_What is needed:_ This task calls for copying each line below that contains "Messages".

*** Provided records ***

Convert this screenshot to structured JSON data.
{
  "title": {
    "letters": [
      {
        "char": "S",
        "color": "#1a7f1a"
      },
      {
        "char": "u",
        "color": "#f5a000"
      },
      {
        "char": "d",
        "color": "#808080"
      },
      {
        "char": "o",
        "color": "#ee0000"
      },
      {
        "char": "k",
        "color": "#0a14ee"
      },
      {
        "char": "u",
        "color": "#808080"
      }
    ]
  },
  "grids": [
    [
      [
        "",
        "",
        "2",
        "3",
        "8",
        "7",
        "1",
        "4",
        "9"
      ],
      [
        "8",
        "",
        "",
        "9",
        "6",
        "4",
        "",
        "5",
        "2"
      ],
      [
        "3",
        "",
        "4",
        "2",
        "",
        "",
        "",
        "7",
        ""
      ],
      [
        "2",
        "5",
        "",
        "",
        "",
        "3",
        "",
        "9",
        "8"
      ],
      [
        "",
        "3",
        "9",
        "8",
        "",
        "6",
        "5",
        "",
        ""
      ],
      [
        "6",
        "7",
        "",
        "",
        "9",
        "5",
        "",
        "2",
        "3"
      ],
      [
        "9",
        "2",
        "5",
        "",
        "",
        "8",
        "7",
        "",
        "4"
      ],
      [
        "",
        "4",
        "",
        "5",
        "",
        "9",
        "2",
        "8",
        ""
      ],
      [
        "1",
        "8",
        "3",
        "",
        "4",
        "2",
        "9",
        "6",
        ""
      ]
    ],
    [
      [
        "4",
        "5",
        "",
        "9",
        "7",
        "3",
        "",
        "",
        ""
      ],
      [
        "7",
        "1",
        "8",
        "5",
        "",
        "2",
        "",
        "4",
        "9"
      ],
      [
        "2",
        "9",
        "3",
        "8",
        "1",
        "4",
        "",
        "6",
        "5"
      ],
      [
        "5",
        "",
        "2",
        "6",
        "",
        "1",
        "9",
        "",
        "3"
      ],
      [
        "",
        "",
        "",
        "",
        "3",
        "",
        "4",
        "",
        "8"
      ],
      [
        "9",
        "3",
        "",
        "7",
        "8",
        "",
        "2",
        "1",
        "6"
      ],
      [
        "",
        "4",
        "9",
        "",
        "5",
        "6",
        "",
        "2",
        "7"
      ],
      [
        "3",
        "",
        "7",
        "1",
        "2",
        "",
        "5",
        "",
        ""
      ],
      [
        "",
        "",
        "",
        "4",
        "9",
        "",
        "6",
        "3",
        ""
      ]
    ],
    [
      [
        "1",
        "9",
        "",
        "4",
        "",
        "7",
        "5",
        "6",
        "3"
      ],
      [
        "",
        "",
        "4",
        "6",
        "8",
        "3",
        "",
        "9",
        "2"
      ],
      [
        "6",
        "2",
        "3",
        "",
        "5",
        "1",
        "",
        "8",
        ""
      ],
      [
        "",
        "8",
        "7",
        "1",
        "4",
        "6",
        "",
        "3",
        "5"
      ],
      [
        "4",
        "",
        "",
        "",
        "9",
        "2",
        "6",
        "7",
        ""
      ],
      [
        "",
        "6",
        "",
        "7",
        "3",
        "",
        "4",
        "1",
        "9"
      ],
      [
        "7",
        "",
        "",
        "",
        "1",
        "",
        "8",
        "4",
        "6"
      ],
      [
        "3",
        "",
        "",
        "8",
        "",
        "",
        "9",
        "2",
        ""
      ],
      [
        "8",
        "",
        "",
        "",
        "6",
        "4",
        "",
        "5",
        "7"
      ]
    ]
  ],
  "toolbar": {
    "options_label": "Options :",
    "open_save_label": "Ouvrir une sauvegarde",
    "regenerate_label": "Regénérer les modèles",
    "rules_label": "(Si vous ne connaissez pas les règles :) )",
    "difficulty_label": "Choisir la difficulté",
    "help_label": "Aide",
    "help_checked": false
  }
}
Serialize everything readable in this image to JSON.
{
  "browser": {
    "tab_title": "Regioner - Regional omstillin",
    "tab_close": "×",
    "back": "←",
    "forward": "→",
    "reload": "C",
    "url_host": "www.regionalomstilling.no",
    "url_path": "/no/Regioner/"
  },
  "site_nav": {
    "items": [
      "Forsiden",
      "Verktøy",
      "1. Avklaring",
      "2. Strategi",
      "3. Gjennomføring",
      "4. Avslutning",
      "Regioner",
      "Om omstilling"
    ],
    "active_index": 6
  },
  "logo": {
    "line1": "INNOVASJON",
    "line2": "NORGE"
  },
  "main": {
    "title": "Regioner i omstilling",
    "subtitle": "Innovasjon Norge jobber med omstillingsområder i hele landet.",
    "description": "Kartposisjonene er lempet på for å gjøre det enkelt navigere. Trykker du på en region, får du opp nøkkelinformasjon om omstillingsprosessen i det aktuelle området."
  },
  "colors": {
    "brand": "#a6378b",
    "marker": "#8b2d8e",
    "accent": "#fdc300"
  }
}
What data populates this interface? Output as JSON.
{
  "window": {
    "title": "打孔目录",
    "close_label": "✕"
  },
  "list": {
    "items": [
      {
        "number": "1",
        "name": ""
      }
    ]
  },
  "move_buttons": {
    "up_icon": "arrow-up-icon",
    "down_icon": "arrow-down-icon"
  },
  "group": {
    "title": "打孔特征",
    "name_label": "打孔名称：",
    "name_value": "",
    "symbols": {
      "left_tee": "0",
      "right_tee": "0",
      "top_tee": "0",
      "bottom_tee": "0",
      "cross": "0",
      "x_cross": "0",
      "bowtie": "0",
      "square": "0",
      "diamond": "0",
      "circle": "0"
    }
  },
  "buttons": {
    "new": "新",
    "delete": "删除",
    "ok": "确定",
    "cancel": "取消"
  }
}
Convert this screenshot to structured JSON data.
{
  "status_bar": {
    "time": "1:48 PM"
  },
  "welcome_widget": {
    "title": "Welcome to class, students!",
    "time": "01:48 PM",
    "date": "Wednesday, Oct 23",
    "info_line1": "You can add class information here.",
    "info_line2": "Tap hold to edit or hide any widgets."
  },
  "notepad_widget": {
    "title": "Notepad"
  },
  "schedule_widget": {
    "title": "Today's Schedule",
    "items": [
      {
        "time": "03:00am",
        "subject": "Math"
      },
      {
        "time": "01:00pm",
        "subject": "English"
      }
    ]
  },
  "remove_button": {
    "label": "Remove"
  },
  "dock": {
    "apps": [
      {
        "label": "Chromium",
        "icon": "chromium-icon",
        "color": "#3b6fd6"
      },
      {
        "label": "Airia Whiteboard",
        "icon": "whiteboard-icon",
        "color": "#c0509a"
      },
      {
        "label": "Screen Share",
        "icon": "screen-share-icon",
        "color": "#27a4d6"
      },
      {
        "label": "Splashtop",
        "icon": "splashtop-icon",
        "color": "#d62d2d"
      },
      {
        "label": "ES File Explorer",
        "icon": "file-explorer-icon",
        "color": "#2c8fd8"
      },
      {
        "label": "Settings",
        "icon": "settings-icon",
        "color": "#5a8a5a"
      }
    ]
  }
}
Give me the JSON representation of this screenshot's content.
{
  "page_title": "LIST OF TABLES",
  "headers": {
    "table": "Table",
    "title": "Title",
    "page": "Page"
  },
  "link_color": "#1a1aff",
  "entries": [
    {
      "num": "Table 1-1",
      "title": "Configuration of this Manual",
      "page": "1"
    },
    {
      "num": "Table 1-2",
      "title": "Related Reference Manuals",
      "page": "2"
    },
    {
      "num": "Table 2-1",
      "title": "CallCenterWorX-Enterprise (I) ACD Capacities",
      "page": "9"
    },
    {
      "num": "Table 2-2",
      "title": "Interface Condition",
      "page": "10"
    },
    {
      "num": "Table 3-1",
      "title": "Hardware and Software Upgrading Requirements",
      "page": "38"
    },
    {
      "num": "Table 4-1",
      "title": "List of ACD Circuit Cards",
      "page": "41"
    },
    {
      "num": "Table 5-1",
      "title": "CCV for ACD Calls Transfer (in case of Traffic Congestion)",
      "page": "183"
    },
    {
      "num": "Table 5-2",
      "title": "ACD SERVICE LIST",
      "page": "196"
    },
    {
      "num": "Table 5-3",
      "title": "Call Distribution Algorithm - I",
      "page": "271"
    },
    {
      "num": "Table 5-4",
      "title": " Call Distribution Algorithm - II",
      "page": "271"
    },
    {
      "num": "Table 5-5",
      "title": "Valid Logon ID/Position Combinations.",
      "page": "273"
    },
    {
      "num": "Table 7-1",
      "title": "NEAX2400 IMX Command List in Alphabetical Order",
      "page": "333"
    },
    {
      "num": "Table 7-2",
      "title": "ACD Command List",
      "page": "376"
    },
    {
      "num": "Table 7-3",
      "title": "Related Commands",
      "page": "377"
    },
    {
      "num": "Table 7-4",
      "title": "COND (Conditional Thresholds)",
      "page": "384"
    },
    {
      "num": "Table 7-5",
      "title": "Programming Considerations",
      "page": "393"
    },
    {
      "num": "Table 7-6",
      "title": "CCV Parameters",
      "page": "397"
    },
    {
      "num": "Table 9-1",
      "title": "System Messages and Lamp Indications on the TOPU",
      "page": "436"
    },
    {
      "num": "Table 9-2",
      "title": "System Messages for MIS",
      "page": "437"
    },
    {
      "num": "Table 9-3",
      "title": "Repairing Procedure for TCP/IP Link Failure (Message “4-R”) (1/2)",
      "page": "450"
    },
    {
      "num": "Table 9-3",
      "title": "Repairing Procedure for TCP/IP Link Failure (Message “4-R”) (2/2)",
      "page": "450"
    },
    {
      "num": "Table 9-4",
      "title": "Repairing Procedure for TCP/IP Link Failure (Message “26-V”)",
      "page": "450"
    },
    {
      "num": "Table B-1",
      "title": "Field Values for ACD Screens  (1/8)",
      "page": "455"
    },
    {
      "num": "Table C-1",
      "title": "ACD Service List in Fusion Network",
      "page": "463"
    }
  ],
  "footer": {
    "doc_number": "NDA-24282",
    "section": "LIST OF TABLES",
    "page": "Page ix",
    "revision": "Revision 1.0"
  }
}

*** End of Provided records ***

_Result of this task:_
      "title": "System Messages and Lamp Indications on the TOPU",
      "title": "System Messages for MIS",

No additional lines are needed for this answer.